From acclaimed director Victor Nunez ("Ulee's Gold"), SPOKEN WORD tells the story of Cruz Montoya (Kuno Becker, from the "Goal!" trilogy and "From Mexico With Love"), a rock star on the West Coast poetry circuit, where audiences from San Diego to Seattle gather to hear him perform. Just off the road from a successful tour, Cruz gets an unexpected call alerting him that his father, Senior (played by Rubén Blades), is fatally ill. Cruz rushes home to his dying father, a reclusive former schoolteacher still leading a traditional life in their once bucolic mountain valley, now ravaged by poverty, drug abuse, and violence. After years away, Cruz quickly begins to retreat into his troubled former life, managing a Santa Fe hip-hop club owned by a local crime boss, Emilio (Miguel Sandoval, "Bottle Shock" and "Clear and Present Danger"), who Senior used to run with back in the day. Seduced by the fast action and easy money, Cruz loses his poetic voice, his identity, and almost his life, before he finds a way to heal his relationships with his family, his community, and himself. A nuanced depiction of an evolving father-son relationship, SPOKEN WORD depicts the edgy collision of old and new worlds in a rare, authentic portrait of Latino culture in the Southwest, illustrating how cultural roles and machismo can give way when families can move beyond words, both spoken and unspoken, to share the language of their hearts. -- (C) Official Site … More
No Friends? Inconceivable!
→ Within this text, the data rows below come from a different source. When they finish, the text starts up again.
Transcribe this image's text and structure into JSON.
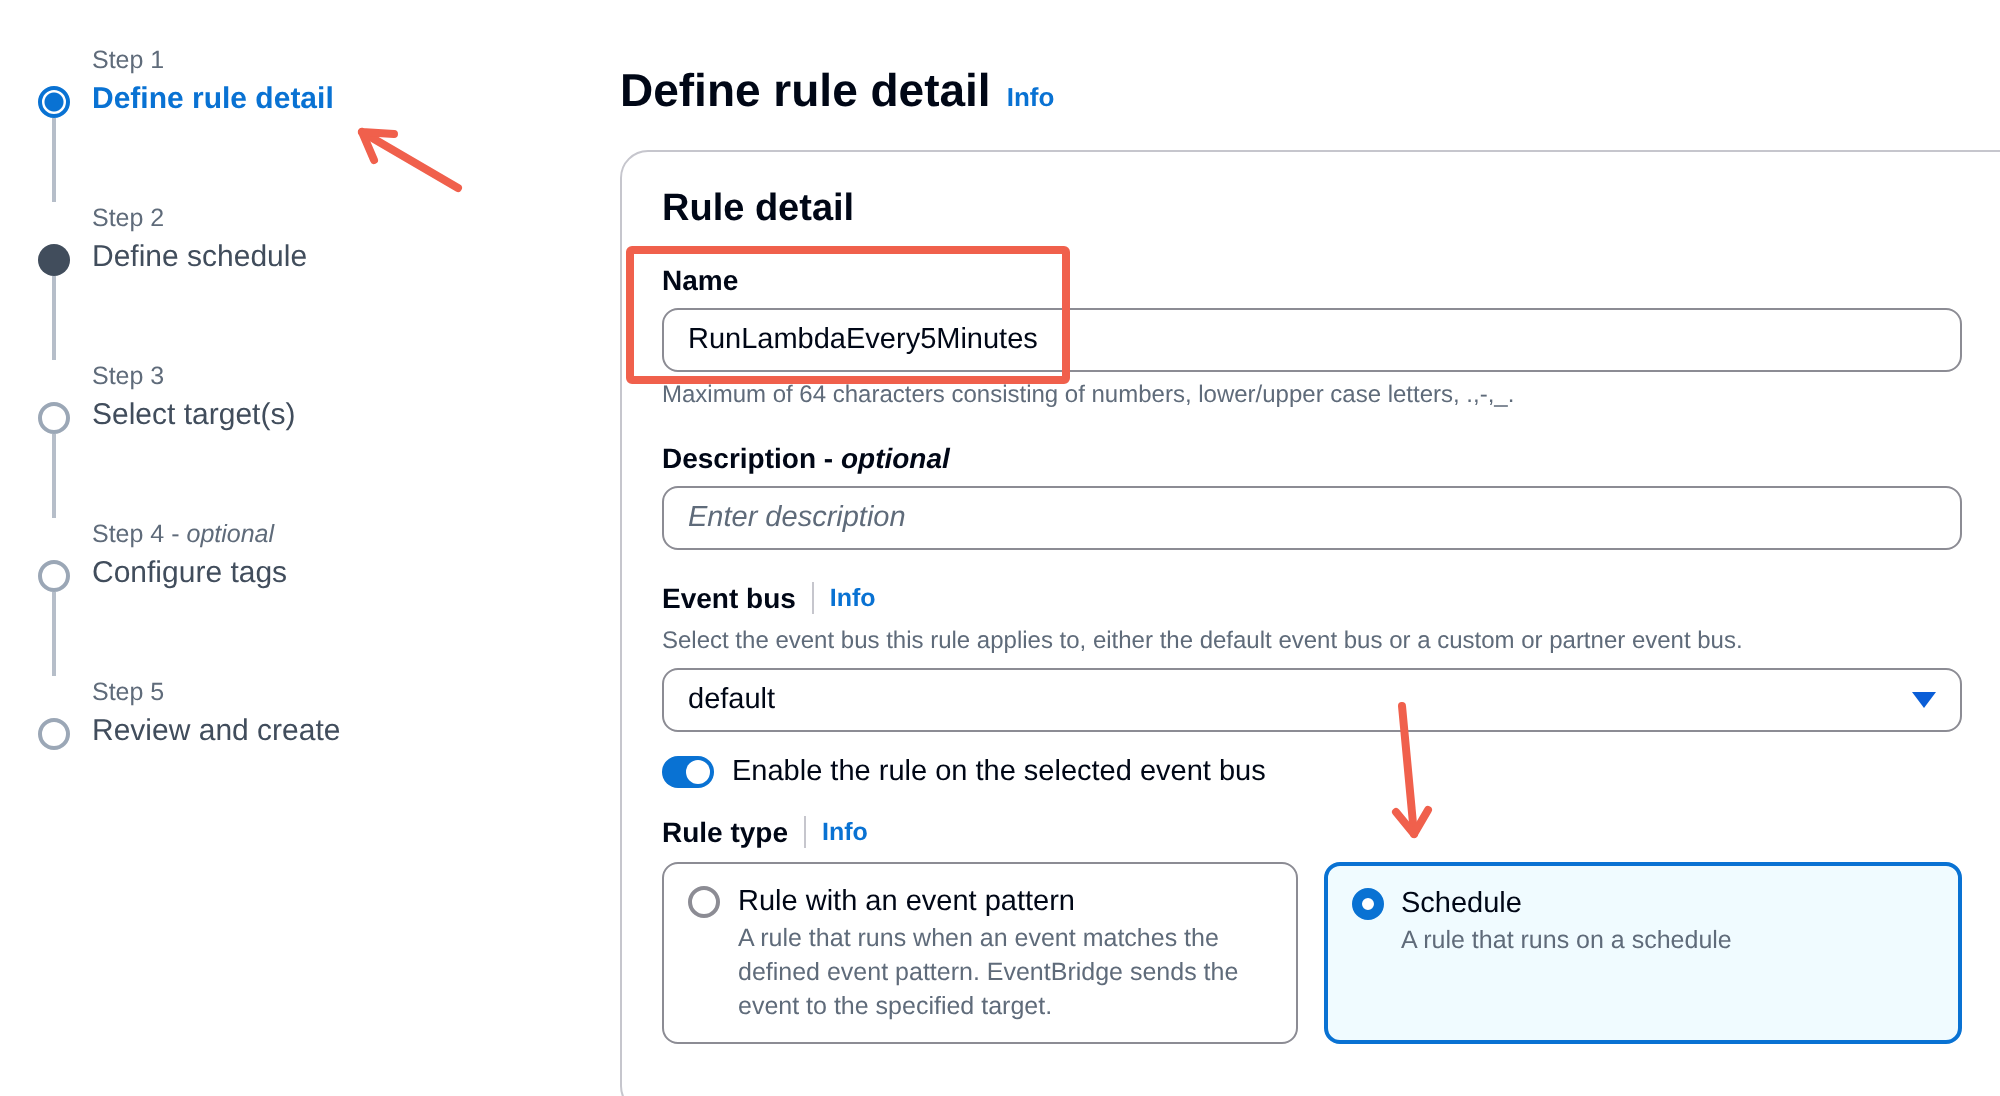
{
  "steps": [
    {
      "step": "Step 1",
      "title": "Define rule detail",
      "kind": "current"
    },
    {
      "step": "Step 2",
      "title": "Define schedule",
      "kind": "next"
    },
    {
      "step": "Step 3",
      "title": "Select target(s)",
      "kind": "upcoming"
    },
    {
      "step": "Step 4 - *optional*",
      "title": "Configure tags",
      "kind": "upcoming"
    },
    {
      "step": "Step 5",
      "title": "Review and create",
      "kind": "upcoming"
    }
  ],
  "page": {
    "title": "Define rule detail",
    "info": "Info"
  },
  "card": {
    "title": "Rule detail",
    "name": {
      "label": "Name",
      "value": "RunLambdaEvery5Minutes",
      "hint": "Maximum of 64 characters consisting of numbers, lower/upper case letters, .,-,_."
    },
    "description": {
      "label": "Description - *optional*",
      "placeholder": "Enter description"
    },
    "event_bus": {
      "label": "Event bus",
      "info": "Info",
      "hint": "Select the event bus this rule applies to, either the default event bus or a custom or partner event bus.",
      "value": "default"
    },
    "enable_toggle": {
      "label": "Enable the rule on the selected event bus",
      "on": true
    },
    "rule_type": {
      "label": "Rule type",
      "info": "Info",
      "options": [
        {
          "title": "Rule with an event pattern",
          "description": "A rule that runs when an event matches the defined event pattern. EventBridge sends the event to the specified target.",
          "selected": false
        },
        {
          "title": "Schedule",
          "description": "A rule that runs on a schedule",
          "selected": true
        }
      ]
    }
  }
}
Log in to see what your friends have to say.Login
Critic Reviews for Spoken Word
Maddeningly ruled by signposts spotted from miles away.
Features more cliches than it can comfortably handle and is not helped by its grindingly slow pacing.
Strongly acted and beautifully photographed (by Virgil Mirano), "Spoken Word" is a quietly resonant family drama about the tug of old habits and the difficulties of escaping the past.
A uniquely crafted introspective yet profoundly visceral film experience, touching on the healing powers of the music in language.
It takes the Mexican-American melodrama Spoken Word a long time to express myriad sentiments that we've heard uttered many times before in many ethnic settings.
Low key, low budget and low profile character-driven drama is occasionally refreshing, but more frequently small scale to a fault.
The familiar plot structure is only the tip of the formulaic iceberg, a foundation for more stale conventions than any indie should dare embrace.
Moving poetry, very appealing actors, lovely landscape, and resonant music can't quite make up for the predictable family story and dialogue in a heartfelt film.
Well-enough executed by a capable cast to recommend, especially for heathens unfamiliar with the Biblical tale which ostensibly served as the source of inspiration.
The film's use of poetry to get at the subconscious mind of its protagonist works well early on but settles into a knee-jerk device that can't distract from the film's pedestrian plotting and direction.
A recurring vista of a highway pass carved through the rock and trees is lovely but pointedly unspectacular, a showcase for the kind of beauty that builds when you let your eye linger.
Audience Reviews for Spoken Word
I really wanted to like this movie... but it was a miss. There is some decent acting, but the rest is over-the-top. It seemed scattered as to what the story was supposed to be about: his drug problem, his family issues with his brother and father, his relationship with girlfriend or the conflict with "the villain". No focus.More
Discuss Spoken Word on our Movie forum!